Grand Lucayan deal edges step closer

By DENISE MAYCOCK

Tribune Freeport Reporter

dmaycock@tribunemedia.net

ACTING Prime Minister Peter Turnquest has indicated the government is nearer to finalising a Heads of Agreement with new partners in the relaunch of the Grand Lucayan hotel property under a new brand that will revive the island’s tourism sector.

While onboard the Grand Classica cruise ship on Saturday during its inaugural voyage to the island, Mr Turnquest said: “We have some exciting proposals before us that are about to go to final stretch with respect to finalising the HOA, but I would not make news today about that.

“I want you to be assured that the government of the Bahamas is working diligently with new partners to bring that facility back to its full operation in the very, very near future.”

The Grand Classica is the second of two cruise ships operated by Bahamas Paradise Cruise Line, which also operates the Grand Celebration. The combined arrivals from both ships will result in some 400,000 passengers annually to the island.

Mr Turnquest added that he believes what is being planned concerning the Grand Lucayan “is going to bring new excitement to the destination and our tourism product.”

“It will give us the opportunity to expand off of what it is we have in Grand Bahama and to rebrand ourselves as a truly exciting destination, not just tourism destination but a vibrant destination. I look forward to what is to come in that regard because not only will it bring traffic, excitement and energy and entrepreneurial opportunities to Freeport, but it gives us the opportunity to launch other areas of GB that have been neglected.”

In January, Prime Minister Dr Hubert Minnis said the deal for the Grand Lucayan’s sale was “far from completed.” His statement came a month after the government announced a letter of intent had been signed between the owners of the Grand Lucayan hotel strip in Grand Bahama and the Toronto-based Wynn Group.

Commitment

Meanwhile on Saturday, Mr Turnquest, the member of Parliament for East Grand Bahama, commended the Bahamas Paradise Cruise Line for its continued commitment to bringing guests to the island.

“This company has been a partner in GB for many years, and they have delivered quality guests and experiences, and entrepreneurial opportunity for many on the island.
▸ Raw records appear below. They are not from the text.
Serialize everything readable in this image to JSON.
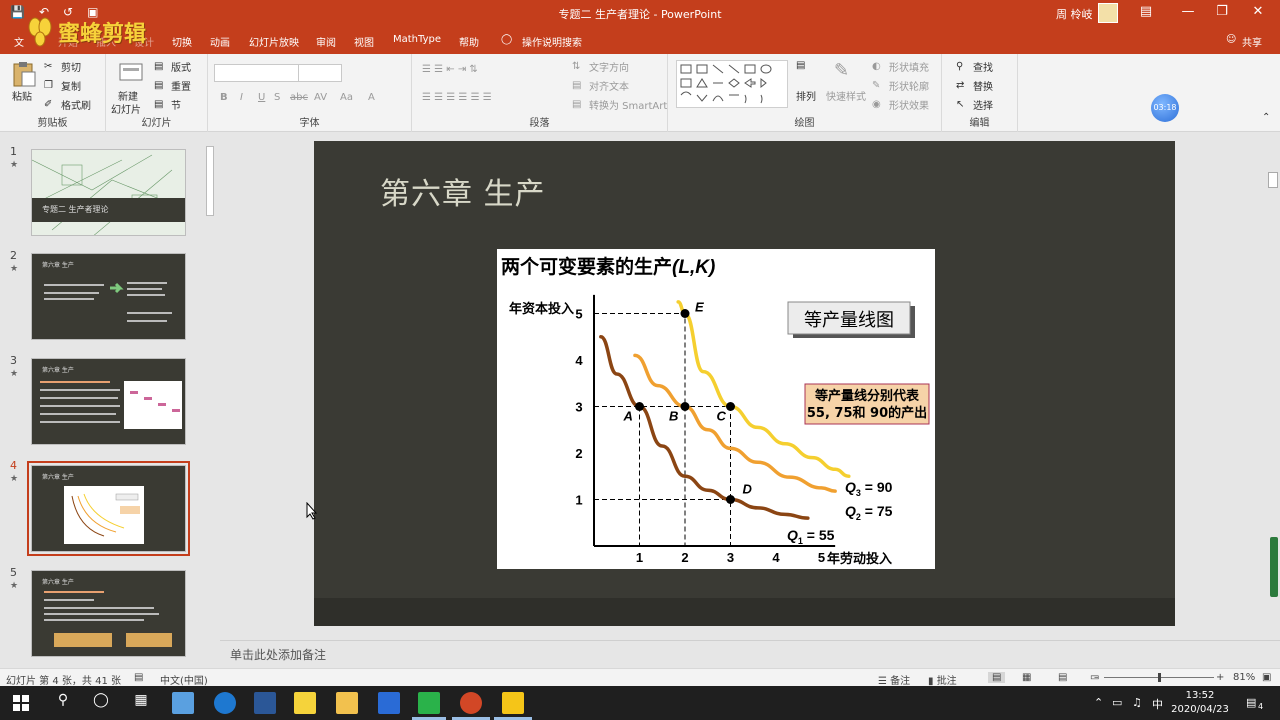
{
  "titlebar": {
    "doc_title": "专题二 生产者理论 - PowerPoint",
    "user_name": "周 柃岐",
    "qat": [
      "save-icon",
      "undo-icon",
      "redo-icon",
      "present-icon"
    ]
  },
  "watermark": {
    "text": "蜜蜂剪辑"
  },
  "tabs": [
    "文",
    "开始",
    "插入",
    "设计",
    "切换",
    "动画",
    "幻灯片放映",
    "审阅",
    "视图",
    "MathType",
    "帮助",
    "操作说明搜索",
    "共享"
  ],
  "ribbon": {
    "clipboard": {
      "paste": "粘贴",
      "cut": "剪切",
      "copy": "复制",
      "format_painter": "格式刷",
      "label": "剪贴板"
    },
    "slides": {
      "new_slide": "新建",
      "new_slide2": "幻灯片",
      "layout": "版式",
      "reset": "重置",
      "section": "节",
      "label": "幻灯片"
    },
    "font": {
      "label": "字体",
      "buttons": [
        "B",
        "I",
        "U",
        "S",
        "abc",
        "AV",
        "Aa",
        "A"
      ]
    },
    "paragraph": {
      "label": "段落",
      "text_direction": "文字方向",
      "align_text": "对齐文本",
      "smartart": "转换为 SmartArt"
    },
    "drawing": {
      "arrange": "排列",
      "quick_styles": "快速样式",
      "shape_fill": "形状填充",
      "shape_outline": "形状轮廓",
      "shape_effects": "形状效果",
      "label": "绘图"
    },
    "editing": {
      "find": "查找",
      "replace": "替换",
      "select": "选择",
      "label": "编辑"
    },
    "timer": "03:18"
  },
  "thumbnails": [
    {
      "num": "1",
      "title": "专题二 生产者理论"
    },
    {
      "num": "2",
      "title": "第六章 生产"
    },
    {
      "num": "3",
      "title": "第六章 生产"
    },
    {
      "num": "4",
      "title": "第六章 生产"
    },
    {
      "num": "5",
      "title": "第六章 生产"
    }
  ],
  "slide": {
    "title": "第六章 生产",
    "figure_title": "两个可变要素的生产",
    "figure_title_vars": "(L,K)",
    "ylabel": "年资本投入",
    "xlabel": "年劳动投入",
    "box_title": "等产量线图",
    "note_line1": "等产量线分别代表",
    "note_line2": "55, 75和 90的产出"
  },
  "chart_data": {
    "type": "line",
    "title": "两个可变要素的生产(L,K)",
    "xlabel": "年劳动投入",
    "ylabel": "年资本投入",
    "xlim": [
      0,
      5
    ],
    "ylim": [
      0,
      5
    ],
    "xticks": [
      "1",
      "2",
      "3",
      "4",
      "5"
    ],
    "yticks": [
      "1",
      "2",
      "3",
      "4",
      "5"
    ],
    "series": [
      {
        "name": "Q1 = 55",
        "color": "#8b4513",
        "x": [
          0.2,
          0.5,
          0.75,
          1,
          1.5,
          2,
          3,
          4,
          4.5
        ],
        "y": [
          4.4,
          3.7,
          3.3,
          3,
          2.1,
          1.5,
          1,
          0.75,
          0.6
        ]
      },
      {
        "name": "Q2 = 75",
        "color": "#f0a030",
        "x": [
          0.9,
          1.3,
          1.7,
          2,
          2.5,
          3,
          4,
          5.3
        ],
        "y": [
          4.1,
          3.55,
          3.2,
          3,
          2.5,
          2.1,
          1.55,
          1.2
        ]
      },
      {
        "name": "Q3 = 90",
        "color": "#f5cf2f",
        "x": [
          1.6,
          1.8,
          2,
          2.3,
          2.6,
          3,
          4,
          5.5
        ],
        "y": [
          4.3,
          4.0,
          5,
          3.45,
          3.2,
          3,
          2.2,
          1.5
        ]
      }
    ],
    "points": [
      {
        "label": "E",
        "x": 2,
        "y": 5
      },
      {
        "label": "A",
        "x": 1,
        "y": 3
      },
      {
        "label": "B",
        "x": 2,
        "y": 3
      },
      {
        "label": "C",
        "x": 3,
        "y": 3
      },
      {
        "label": "D",
        "x": 3,
        "y": 1
      }
    ],
    "q_labels": [
      {
        "q": "Q",
        "sub": "3",
        "val": "= 90"
      },
      {
        "q": "Q",
        "sub": "2",
        "val": "= 75"
      },
      {
        "q": "Q",
        "sub": "1",
        "val": "= 55"
      }
    ]
  },
  "notes": {
    "placeholder": "单击此处添加备注"
  },
  "status": {
    "slide_info": "幻灯片 第 4 张，共 41 张",
    "language": "中文(中国)",
    "notes_btn": "备注",
    "comments_btn": "批注",
    "zoom": "81%"
  },
  "taskbar": {
    "time": "13:52",
    "date": "2020/04/23",
    "ime": "中",
    "notif_count": "4"
  }
}
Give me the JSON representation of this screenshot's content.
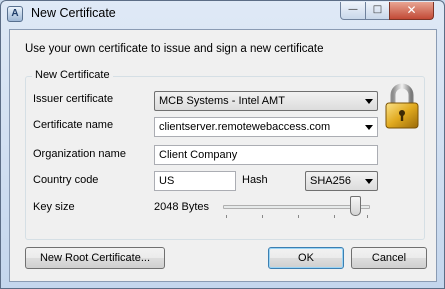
{
  "window": {
    "title": "New Certificate",
    "app_icon_glyph": "A",
    "controls": {
      "minimize": "—",
      "maximize": "□",
      "close": "✕"
    }
  },
  "intro_text": "Use your own certificate to issue and sign a new certificate",
  "group": {
    "legend": "New Certificate",
    "issuer_label": "Issuer certificate",
    "issuer_value": "MCB Systems - Intel AMT",
    "certname_label": "Certificate name",
    "certname_value": "clientserver.remotewebaccess.com",
    "org_label": "Organization name",
    "org_value": "Client Company",
    "country_label": "Country code",
    "country_value": "US",
    "hash_label": "Hash",
    "hash_value": "SHA256",
    "keysize_label": "Key size",
    "keysize_value": "2048 Bytes",
    "keysize_slider_fraction": 0.9
  },
  "buttons": {
    "new_root": "New Root Certificate...",
    "ok": "OK",
    "cancel": "Cancel"
  },
  "icons": [
    "lock-icon",
    "app-icon"
  ],
  "colors": {
    "close_button": "#c24a36",
    "title_gradient_top": "#dfe9f6",
    "client_bg": "#f0f0f0"
  }
}
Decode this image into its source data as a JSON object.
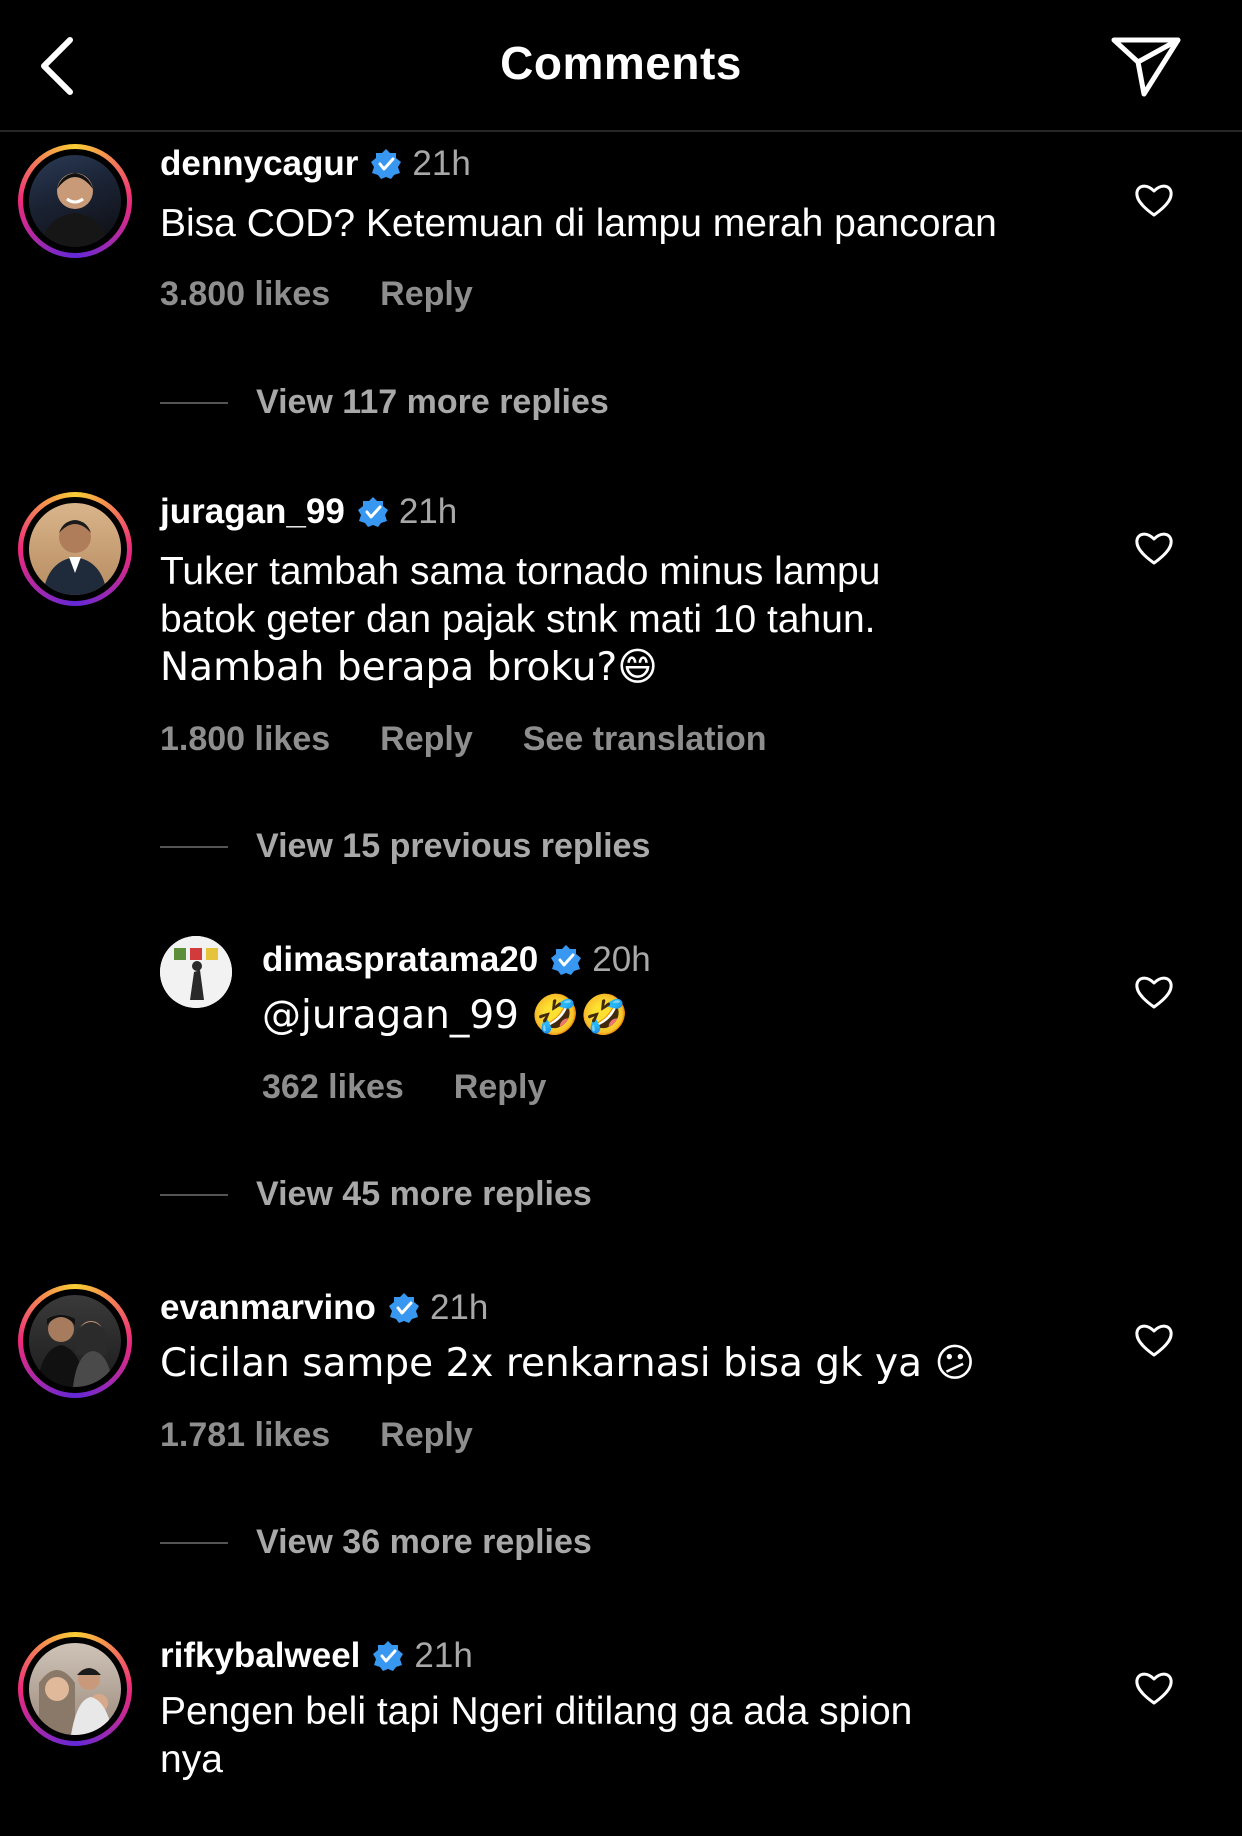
{
  "header": {
    "title": "Comments"
  },
  "colors": {
    "background": "#000000",
    "verified": "#3897f0",
    "muted": "#a8a8a8"
  },
  "comments": [
    {
      "username": "dennycagur",
      "time": "21h",
      "text": "Bisa COD? Ketemuan di lampu merah pancoran",
      "likes": "3.800 likes",
      "reply": "Reply",
      "replies_link": "View 117 more replies"
    },
    {
      "username": "juragan_99",
      "time": "21h",
      "text_lines": [
        "Tuker tambah sama tornado minus lampu",
        "batok geter dan pajak stnk mati 10 tahun.",
        "Nambah berapa broku?😄"
      ],
      "likes": "1.800 likes",
      "reply": "Reply",
      "translation": "See translation",
      "previous_replies_link": "View 15 previous replies",
      "reply_item": {
        "username": "dimaspratama20",
        "time": "20h",
        "text": "@juragan_99 🤣🤣",
        "likes": "362 likes",
        "reply": "Reply"
      },
      "replies_link": "View 45 more replies"
    },
    {
      "username": "evanmarvino",
      "time": "21h",
      "text": "Cicilan sampe 2x renkarnasi bisa gk ya 😕",
      "likes": "1.781 likes",
      "reply": "Reply",
      "replies_link": "View 36 more replies"
    },
    {
      "username": "rifkybalweel",
      "time": "21h",
      "text_lines": [
        "Pengen beli tapi Ngeri ditilang ga ada spion",
        "nya"
      ]
    }
  ]
}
The fact is getting to this point today has not been easy.

“We continue to face some challenges that we as government, and they as a company need to address and overcome as we try to facilitate the rebound of GB as a tourism destination.”

He also said high airport and seaport fees on Grand Bahama must be addressed.

“We have a lot to offer… however, we continue to be faced with the challenge of access and getting people to this island efficiently and cost-effectively at the airport and harbour,” he said.

“This is something we hope that as we go from here with this launch, we will be able to work together with our partners at the Grand Bahama Port Authority, Hutchison Whampoa, and Harbour Company, and government to come up with a strategy that allows us to overcome these difficulties.

“None of us will be successful if we make the barriers to entry so high that it makes it difficult for us to attract the kind of traffic that we want. Our goal ultimately is to get them here, and once we get them here then we have to work collectively on how we can benefit from their presence.”

Mr Turnquest believes it is critical for the island’s leading stakeholders to work with the government to resolve the ongoing issue of high fees that have resulted in low air and sea arrivals.

“We in government would like for you to be our partners and work with us and the community - we have to build what we have together because anyone of us taking the position that we will collect now upfront without looking at the long term will result in certain failure.

“I put that out there for those to hear. We look forward to continued dialogue in this area in order to bring some resolution to ensure that what we started here today will be successful.”

The East Grand Bahama MP said that Bahamas Paradise Cruise brings a “valuable” cruise and stay component that significantly benefits the island.

The Classica will make daily sea arrivals from the US markets as opposed to the Grand Celebration which sails every other day from the port of Palm Beach.

“That is a very important component of our product offering. We know air arrivals are difficult, it is expensive and inconveniencing, but sea arrival allows many the opportunity for enjoyable travel.

“We look forward to what this ship will bring to GB . . . and I want to congratulate and thank BPC for what they are bringing, and what they continue to bring to the island. Unlike the other cruise ships that come for the day…and spend very little on the island, they bring passengers to overnight… and I think it is a very valuable component of our tourism industry.”

Mr Turnquest said what the government is contributing towards the partnership with BPC is miniscule compared to the benefit and the economic return that Grand Bahama will reap from the operation.

He encouraged BPC to make Grand Bahama its home port.

Oneil Khosa, CEO of BPC, said the new ship has a crew of 600 and offers employment onboard to Bahamians.

“We want to bring in a record number of passengers, and we will get there,” he promised.

He said that it was a tremendous task getting the ship ready and here on time. “She came all the way from the Indian Ocean and was out at sea for 45 days before arriving in Freeport on April 9, and we carried passengers on the April 13,” said Mr Khosa.

Some persons and local stakeholders in the tourism industry were invited for a welcome reception, tour and lunch onboard the ship.